- Work to complete: Please output the records below word for word and omit the pictures.

- Record set:
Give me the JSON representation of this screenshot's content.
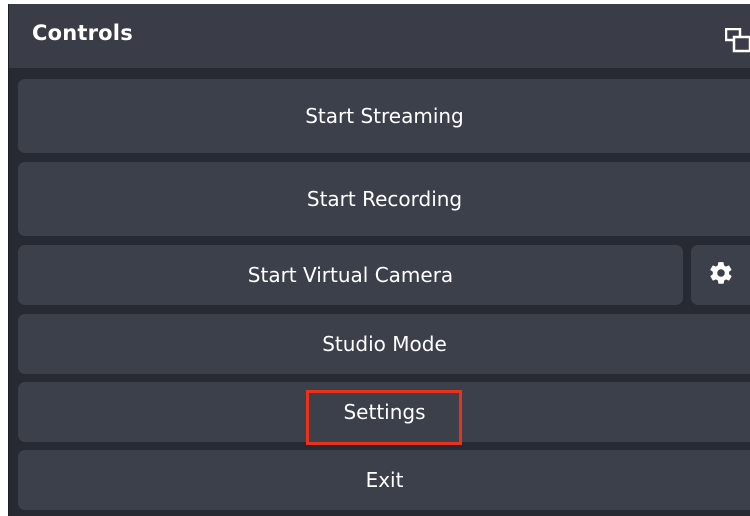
{
  "dock": {
    "title": "Controls",
    "undock_icon": "undock-icon"
  },
  "controls": {
    "start_streaming": "Start Streaming",
    "start_recording": "Start Recording",
    "start_virtual_camera": "Start Virtual Camera",
    "virtual_camera_settings_icon": "gear-icon",
    "studio_mode": "Studio Mode",
    "settings": "Settings",
    "exit": "Exit"
  },
  "colors": {
    "panel_bg": "#272a33",
    "header_bg": "#3a3d48",
    "button_bg": "#3c404b",
    "text": "#ffffff",
    "highlight": "#e8321e"
  }
}
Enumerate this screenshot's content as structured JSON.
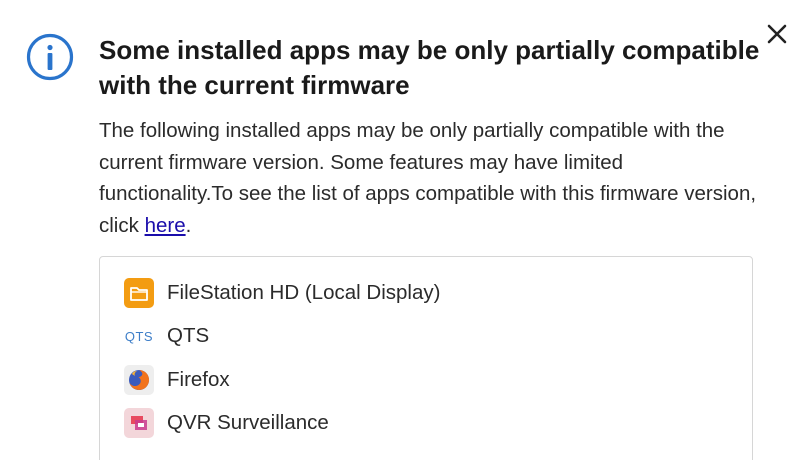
{
  "dialog": {
    "title": "Some installed apps may be only partially compatible with the current firmware",
    "message_before_link": "The following installed apps may be only partially compatible with the current firmware version. Some features may have limited functionality.To see the list of apps compatible with this firmware version, click ",
    "link_text": "here",
    "message_after_link": ".",
    "info_icon": "info-circle-icon",
    "close_icon": "close-icon",
    "accent_color": "#2a74cc"
  },
  "apps": [
    {
      "label": "FileStation HD (Local Display)",
      "icon": "filestation-folder-icon",
      "icon_color": "#f39c12"
    },
    {
      "label": "QTS",
      "icon": "qts-logo-icon",
      "icon_text": "QTS",
      "icon_color": "#3d7ec8"
    },
    {
      "label": "Firefox",
      "icon": "firefox-icon",
      "icon_color": "#e66000"
    },
    {
      "label": "QVR Surveillance",
      "icon": "qvr-surveillance-icon",
      "icon_color": "#e84a5f"
    }
  ]
}
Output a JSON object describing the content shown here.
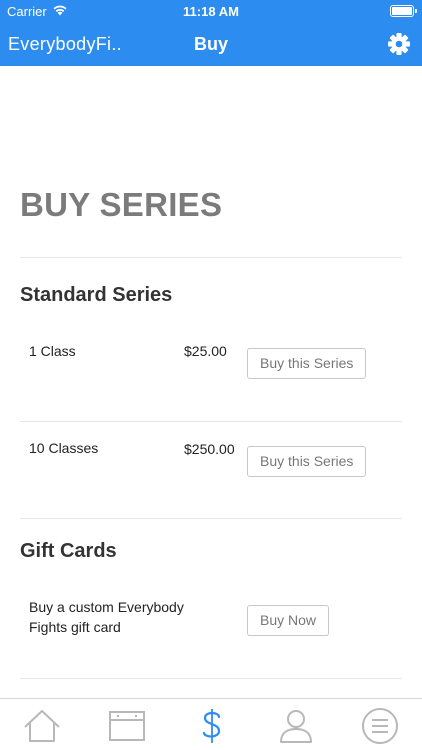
{
  "status_bar": {
    "carrier": "Carrier",
    "time": "11:18 AM",
    "wifi_icon": "wifi-icon",
    "battery_icon": "battery-icon"
  },
  "nav_bar": {
    "app_name": "EverybodyFi..",
    "title": "Buy",
    "settings_icon": "gear-icon",
    "color": "#2d8cf0"
  },
  "page": {
    "heading": "BUY SERIES"
  },
  "standard_series": {
    "title": "Standard Series",
    "items": [
      {
        "name": "1 Class",
        "price": "$25.00",
        "button": "Buy this Series"
      },
      {
        "name": "10 Classes",
        "price": "$250.00",
        "button": "Buy this Series"
      }
    ]
  },
  "gift_cards": {
    "title": "Gift Cards",
    "description": "Buy a custom Everybody Fights gift card",
    "button": "Buy Now"
  },
  "tab_bar": {
    "tabs": [
      {
        "icon": "home-icon"
      },
      {
        "icon": "schedule-icon"
      },
      {
        "icon": "dollar-icon",
        "active": true
      },
      {
        "icon": "profile-icon"
      },
      {
        "icon": "menu-icon"
      }
    ],
    "active_color": "#2d8cf0",
    "inactive_color": "#b8b8b8"
  }
}
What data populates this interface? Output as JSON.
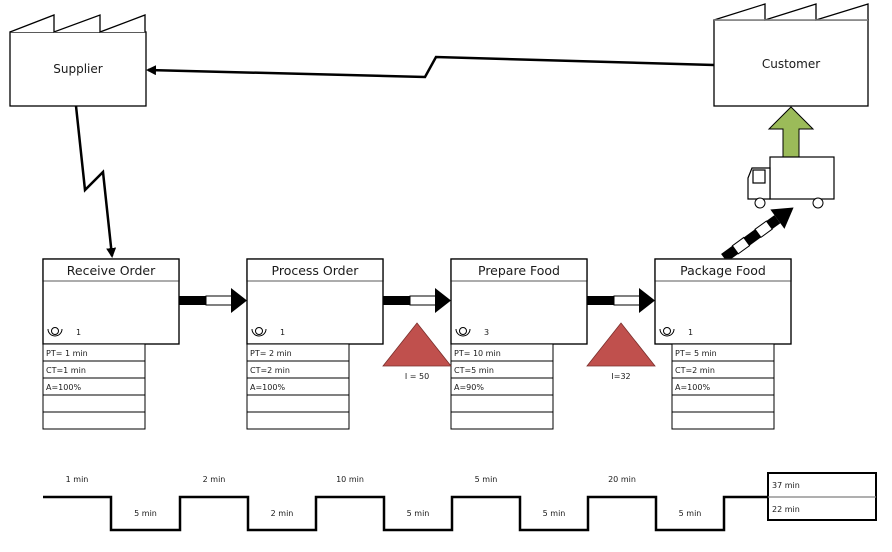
{
  "diagram": {
    "type": "value-stream-map",
    "supplier": {
      "label": "Supplier"
    },
    "customer": {
      "label": "Customer"
    },
    "colors": {
      "inventory": "#c0504d",
      "shipment_arrow": "#9bbb59",
      "line": "#000000",
      "header_border": "#7f7f7f"
    },
    "processes": [
      {
        "title": "Receive Order",
        "operators": "1",
        "data": [
          "PT= 1 min",
          "CT=1 min",
          "A=100%",
          "",
          ""
        ]
      },
      {
        "title": "Process Order",
        "operators": "1",
        "data": [
          "PT= 2 min",
          "CT=2 min",
          "A=100%",
          "",
          ""
        ]
      },
      {
        "title": "Prepare Food",
        "operators": "3",
        "data": [
          "PT= 10 min",
          "CT=5 min",
          "A=90%",
          "",
          ""
        ]
      },
      {
        "title": "Package Food",
        "operators": "1",
        "data": [
          "PT= 5 min",
          "CT=2 min",
          "A=100%",
          "",
          ""
        ]
      }
    ],
    "inventory": [
      {
        "label": "I = 50",
        "between": [
          "Process Order",
          "Prepare Food"
        ]
      },
      {
        "label": "I=32",
        "between": [
          "Prepare Food",
          "Package Food"
        ]
      }
    ],
    "timeline": {
      "top": [
        "1 min",
        "2 min",
        "10 min",
        "5 min",
        "20 min"
      ],
      "bottom": [
        "5 min",
        "2 min",
        "5 min",
        "5 min",
        "5 min"
      ],
      "totals": {
        "top": "37 min",
        "bottom": "22 min"
      }
    }
  }
}
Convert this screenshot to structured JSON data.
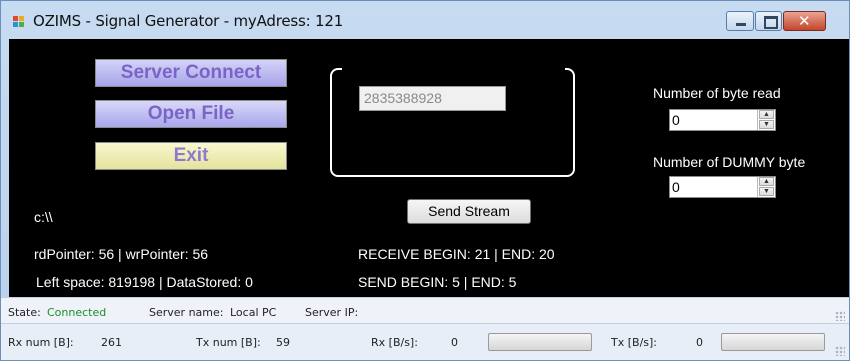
{
  "window": {
    "title": "OZIMS - Signal Generator - myAdress: 121"
  },
  "buttons": {
    "server_connect": "Server Connect",
    "open_file": "Open File",
    "exit": "Exit",
    "send_stream": "Send Stream"
  },
  "stream_field": {
    "value": "2835388928"
  },
  "settings": {
    "bytes_read_label": "Number of byte read",
    "bytes_read_value": "0",
    "dummy_label": "Number of DUMMY byte",
    "dummy_value": "0"
  },
  "info": {
    "path": "c:\\\\",
    "pointers": "rdPointer: 56 | wrPointer: 56",
    "space": "Left space: 819198 | DataStored: 0",
    "receive": "RECEIVE BEGIN: 21  |  END: 20",
    "send": "SEND BEGIN: 5  |  END: 5"
  },
  "status1": {
    "state_label": "State:",
    "state_value": "Connected",
    "server_name_label": "Server name:",
    "server_name_value": "Local PC",
    "server_ip_label": "Server IP:",
    "server_ip_value": ""
  },
  "status2": {
    "rx_num_label": "Rx num [B]:",
    "rx_num_value": "261",
    "tx_num_label": "Tx num [B]:",
    "tx_num_value": "59",
    "rx_rate_label": "Rx [B/s]:",
    "rx_rate_value": "0",
    "rx_progress": 0,
    "tx_rate_label": "Tx [B/s]:",
    "tx_rate_value": "0",
    "tx_progress": 0
  },
  "colors": {
    "background": "#000000",
    "connected": "#1a8d2a",
    "button_text": "#7a64c8"
  }
}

- Exercise result:
Give me the JSON representation of this screenshot's content.
{
  "dock": {
    "title": "Controls",
    "undock_icon": "undock-icon"
  },
  "controls": {
    "start_streaming": "Start Streaming",
    "start_recording": "Start Recording",
    "start_virtual_camera": "Start Virtual Camera",
    "virtual_camera_settings_icon": "gear-icon",
    "studio_mode": "Studio Mode",
    "settings": "Settings",
    "exit": "Exit"
  },
  "colors": {
    "panel_bg": "#272a33",
    "header_bg": "#3a3d48",
    "button_bg": "#3c404b",
    "text": "#ffffff",
    "highlight": "#e8321e"
  }
}
Enumerate this screenshot's content as structured JSON.
{
  "dialog": {
    "title": "Some installed apps may be only partially compatible with the current firmware",
    "message_before_link": "The following installed apps may be only partially compatible with the current firmware version. Some features may have limited functionality.To see the list of apps compatible with this firmware version, click ",
    "link_text": "here",
    "message_after_link": ".",
    "info_icon": "info-circle-icon",
    "close_icon": "close-icon",
    "accent_color": "#2a74cc"
  },
  "apps": [
    {
      "label": "FileStation HD (Local Display)",
      "icon": "filestation-folder-icon",
      "icon_color": "#f39c12"
    },
    {
      "label": "QTS",
      "icon": "qts-logo-icon",
      "icon_text": "QTS",
      "icon_color": "#3d7ec8"
    },
    {
      "label": "Firefox",
      "icon": "firefox-icon",
      "icon_color": "#e66000"
    },
    {
      "label": "QVR Surveillance",
      "icon": "qvr-surveillance-icon",
      "icon_color": "#e84a5f"
    }
  ]
}
Output a JSON object describing the content shown here.
{
  "status_bar": {
    "carrier": "Carrier",
    "time": "11:18 AM",
    "wifi_icon": "wifi-icon",
    "battery_icon": "battery-icon"
  },
  "nav_bar": {
    "app_name": "EverybodyFi..",
    "title": "Buy",
    "settings_icon": "gear-icon",
    "color": "#2d8cf0"
  },
  "page": {
    "heading": "BUY SERIES"
  },
  "standard_series": {
    "title": "Standard Series",
    "items": [
      {
        "name": "1 Class",
        "price": "$25.00",
        "button": "Buy this Series"
      },
      {
        "name": "10 Classes",
        "price": "$250.00",
        "button": "Buy this Series"
      }
    ]
  },
  "gift_cards": {
    "title": "Gift Cards",
    "description": "Buy a custom Everybody Fights gift card",
    "button": "Buy Now"
  },
  "tab_bar": {
    "tabs": [
      {
        "icon": "home-icon"
      },
      {
        "icon": "schedule-icon"
      },
      {
        "icon": "dollar-icon",
        "active": true
      },
      {
        "icon": "profile-icon"
      },
      {
        "icon": "menu-icon"
      }
    ],
    "active_color": "#2d8cf0",
    "inactive_color": "#b8b8b8"
  }
}
What data populates this interface? Output as JSON.
{
  "diagram": {
    "type": "value-stream-map",
    "supplier": {
      "label": "Supplier"
    },
    "customer": {
      "label": "Customer"
    },
    "colors": {
      "inventory": "#c0504d",
      "shipment_arrow": "#9bbb59",
      "line": "#000000",
      "header_border": "#7f7f7f"
    },
    "processes": [
      {
        "title": "Receive Order",
        "operators": "1",
        "data": [
          "PT= 1 min",
          "CT=1 min",
          "A=100%",
          "",
          ""
        ]
      },
      {
        "title": "Process Order",
        "operators": "1",
        "data": [
          "PT= 2 min",
          "CT=2 min",
          "A=100%",
          "",
          ""
        ]
      },
      {
        "title": "Prepare Food",
        "operators": "3",
        "data": [
          "PT= 10 min",
          "CT=5 min",
          "A=90%",
          "",
          ""
        ]
      },
      {
        "title": "Package Food",
        "operators": "1",
        "data": [
          "PT= 5 min",
          "CT=2 min",
          "A=100%",
          "",
          ""
        ]
      }
    ],
    "inventory": [
      {
        "label": "I = 50",
        "between": [
          "Process Order",
          "Prepare Food"
        ]
      },
      {
        "label": "I=32",
        "between": [
          "Prepare Food",
          "Package Food"
        ]
      }
    ],
    "timeline": {
      "top": [
        "1 min",
        "2 min",
        "10 min",
        "5 min",
        "20 min"
      ],
      "bottom": [
        "5 min",
        "2 min",
        "5 min",
        "5 min",
        "5 min"
      ],
      "totals": {
        "top": "37 min",
        "bottom": "22 min"
      }
    }
  }
}
Convert this screenshot to structured JSON data.
{
  "window": {
    "title": "OZIMS - Signal Generator - myAdress: 121"
  },
  "buttons": {
    "server_connect": "Server Connect",
    "open_file": "Open File",
    "exit": "Exit",
    "send_stream": "Send Stream"
  },
  "stream_field": {
    "value": "2835388928"
  },
  "settings": {
    "bytes_read_label": "Number of byte read",
    "bytes_read_value": "0",
    "dummy_label": "Number of DUMMY byte",
    "dummy_value": "0"
  },
  "info": {
    "path": "c:\\\\",
    "pointers": "rdPointer: 56 | wrPointer: 56",
    "space": "Left space: 819198 | DataStored: 0",
    "receive": "RECEIVE BEGIN: 21  |  END: 20",
    "send": "SEND BEGIN: 5  |  END: 5"
  },
  "status1": {
    "state_label": "State:",
    "state_value": "Connected",
    "server_name_label": "Server name:",
    "server_name_value": "Local PC",
    "server_ip_label": "Server IP:",
    "server_ip_value": ""
  },
  "status2": {
    "rx_num_label": "Rx num [B]:",
    "rx_num_value": "261",
    "tx_num_label": "Tx num [B]:",
    "tx_num_value": "59",
    "rx_rate_label": "Rx [B/s]:",
    "rx_rate_value": "0",
    "rx_progress": 0,
    "tx_rate_label": "Tx [B/s]:",
    "tx_rate_value": "0",
    "tx_progress": 0
  },
  "colors": {
    "background": "#000000",
    "connected": "#1a8d2a",
    "button_text": "#7a64c8"
  }
}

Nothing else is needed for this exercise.